# Each-way (bet)

(Redirected from Each-Way (bet))

An each-way bet is a wager offered by bookmakers consisting of two separate bets: a win bet and a place bet. For the win part of the bet to give a return, the selection must win, or finish first, in the event. For the place part of the bet to give a return, the selection must either win or finish in one of the predetermined 'places' for the event, such as in first "place" or second "place". The odds paid on the place part of the bet are usually a fraction (commonly 12, 13, 14 or 15) of the win odds. The trade-off being that one has a greater chance of making one's bet in trade for getting less payoff for doing so. Examples are domestic football knockout competitions (e.g., FA Cup) where the quoted place terms may be 12.

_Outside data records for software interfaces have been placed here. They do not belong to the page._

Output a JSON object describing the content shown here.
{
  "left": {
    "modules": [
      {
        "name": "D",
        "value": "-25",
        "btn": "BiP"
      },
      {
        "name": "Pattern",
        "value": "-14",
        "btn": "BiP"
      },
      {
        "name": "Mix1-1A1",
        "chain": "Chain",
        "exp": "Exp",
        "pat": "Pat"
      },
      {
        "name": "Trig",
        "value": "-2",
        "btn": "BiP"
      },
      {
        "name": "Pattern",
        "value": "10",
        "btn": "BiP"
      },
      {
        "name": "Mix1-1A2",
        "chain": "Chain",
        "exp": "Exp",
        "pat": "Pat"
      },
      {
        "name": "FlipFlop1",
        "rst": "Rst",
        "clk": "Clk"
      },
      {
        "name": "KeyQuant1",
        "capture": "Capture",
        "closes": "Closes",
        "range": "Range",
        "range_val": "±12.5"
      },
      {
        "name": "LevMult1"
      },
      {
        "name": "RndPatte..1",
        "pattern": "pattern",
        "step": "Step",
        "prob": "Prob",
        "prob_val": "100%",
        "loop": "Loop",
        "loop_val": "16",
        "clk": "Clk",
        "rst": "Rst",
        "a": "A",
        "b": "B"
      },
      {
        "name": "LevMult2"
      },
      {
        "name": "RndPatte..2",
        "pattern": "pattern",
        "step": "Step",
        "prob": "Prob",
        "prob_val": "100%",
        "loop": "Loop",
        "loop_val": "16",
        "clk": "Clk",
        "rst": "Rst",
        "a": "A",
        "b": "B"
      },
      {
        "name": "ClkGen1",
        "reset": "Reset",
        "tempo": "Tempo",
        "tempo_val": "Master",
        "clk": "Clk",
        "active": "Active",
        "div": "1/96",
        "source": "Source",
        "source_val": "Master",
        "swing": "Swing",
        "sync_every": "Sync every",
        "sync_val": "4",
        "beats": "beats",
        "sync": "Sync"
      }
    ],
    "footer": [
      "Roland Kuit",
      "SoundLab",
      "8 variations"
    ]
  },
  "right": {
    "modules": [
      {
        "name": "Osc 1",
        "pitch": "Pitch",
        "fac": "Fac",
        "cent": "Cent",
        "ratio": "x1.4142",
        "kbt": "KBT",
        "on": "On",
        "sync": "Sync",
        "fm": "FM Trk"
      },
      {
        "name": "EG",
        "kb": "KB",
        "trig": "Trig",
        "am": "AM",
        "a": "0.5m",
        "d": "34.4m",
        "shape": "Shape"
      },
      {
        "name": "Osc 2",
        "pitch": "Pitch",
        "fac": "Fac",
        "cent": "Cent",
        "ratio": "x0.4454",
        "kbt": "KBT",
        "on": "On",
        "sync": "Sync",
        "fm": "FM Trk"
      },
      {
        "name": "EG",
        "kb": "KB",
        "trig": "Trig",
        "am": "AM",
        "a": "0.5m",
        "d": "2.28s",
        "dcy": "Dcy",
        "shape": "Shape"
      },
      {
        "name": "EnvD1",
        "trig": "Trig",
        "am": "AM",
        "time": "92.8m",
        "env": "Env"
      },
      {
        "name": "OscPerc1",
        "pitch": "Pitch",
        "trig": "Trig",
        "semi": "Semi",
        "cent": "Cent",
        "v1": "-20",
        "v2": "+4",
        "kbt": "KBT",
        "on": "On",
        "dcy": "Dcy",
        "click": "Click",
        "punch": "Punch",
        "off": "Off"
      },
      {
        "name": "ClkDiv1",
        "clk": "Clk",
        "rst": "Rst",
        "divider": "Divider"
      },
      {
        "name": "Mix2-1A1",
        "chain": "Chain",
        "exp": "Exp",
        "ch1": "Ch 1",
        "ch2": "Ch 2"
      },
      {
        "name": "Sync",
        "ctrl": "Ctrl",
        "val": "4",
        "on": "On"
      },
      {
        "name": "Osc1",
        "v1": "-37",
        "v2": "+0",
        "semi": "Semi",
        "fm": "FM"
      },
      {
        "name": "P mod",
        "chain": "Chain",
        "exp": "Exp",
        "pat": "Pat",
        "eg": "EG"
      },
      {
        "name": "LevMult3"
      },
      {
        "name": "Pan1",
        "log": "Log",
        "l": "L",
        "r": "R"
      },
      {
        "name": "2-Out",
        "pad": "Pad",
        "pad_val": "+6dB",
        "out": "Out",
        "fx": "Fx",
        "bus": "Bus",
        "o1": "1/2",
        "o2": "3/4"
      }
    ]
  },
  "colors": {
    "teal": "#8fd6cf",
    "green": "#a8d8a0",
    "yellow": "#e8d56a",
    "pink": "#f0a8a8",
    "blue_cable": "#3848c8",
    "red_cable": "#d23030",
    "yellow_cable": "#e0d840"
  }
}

In horse racing in the United Kingdom, the "place" is set strictly by the Jockey Club and will depend on the size of the field (that is, how many horses are running) so that the "place" may be just 1st and 2nd, 1st 2nd and 3rd, or even 1st 2nd 3rd or 4th on a big race like the Grand National, and may pay 14 or 15 the odds.

## Staking

Because an each-way wager comprises two bets, the total staked is twice the unit stake. For example, a £5 each-way single would cost £10, as indeed would a £5 each-way treble comprising as it does a £5 win treble and a £5 place treble.

## Settling the bets

Calculation of returns uses either decimal odds or (fractional odds + 1).

### Example 1

£50 each-way on a football team 'to win the cup' at 15-2 and 13 the odds a place 1 or 2 would cost £100.

• Returns for the win part of the bet would be (£50 × 7.5) + stake = £425
• Returns for the place part of the bet would be (£50 × 2.5) + stake = £175
• If the team 'won the cup' the total returns would be £425 + £175 = £600 and if the team was beaten in the final the returns would be £175. If the team did not reach the final the wager would be lost.

### Example 2

A £10 each-way single on a 10-1 selection in a horse race and paying 14 the odds a place 1, 2, or 3 would cost £20.

• Returns on the win part of the bet would be £10 × (10/1 × 1) + stake = £110
• Returns on the place part of the bet would be £10 × (10/4 × 1) + stake = £35
• Total returns would be £110 + £35 = £145 if the horse won the race, but just £35 if the horse only finished second or third.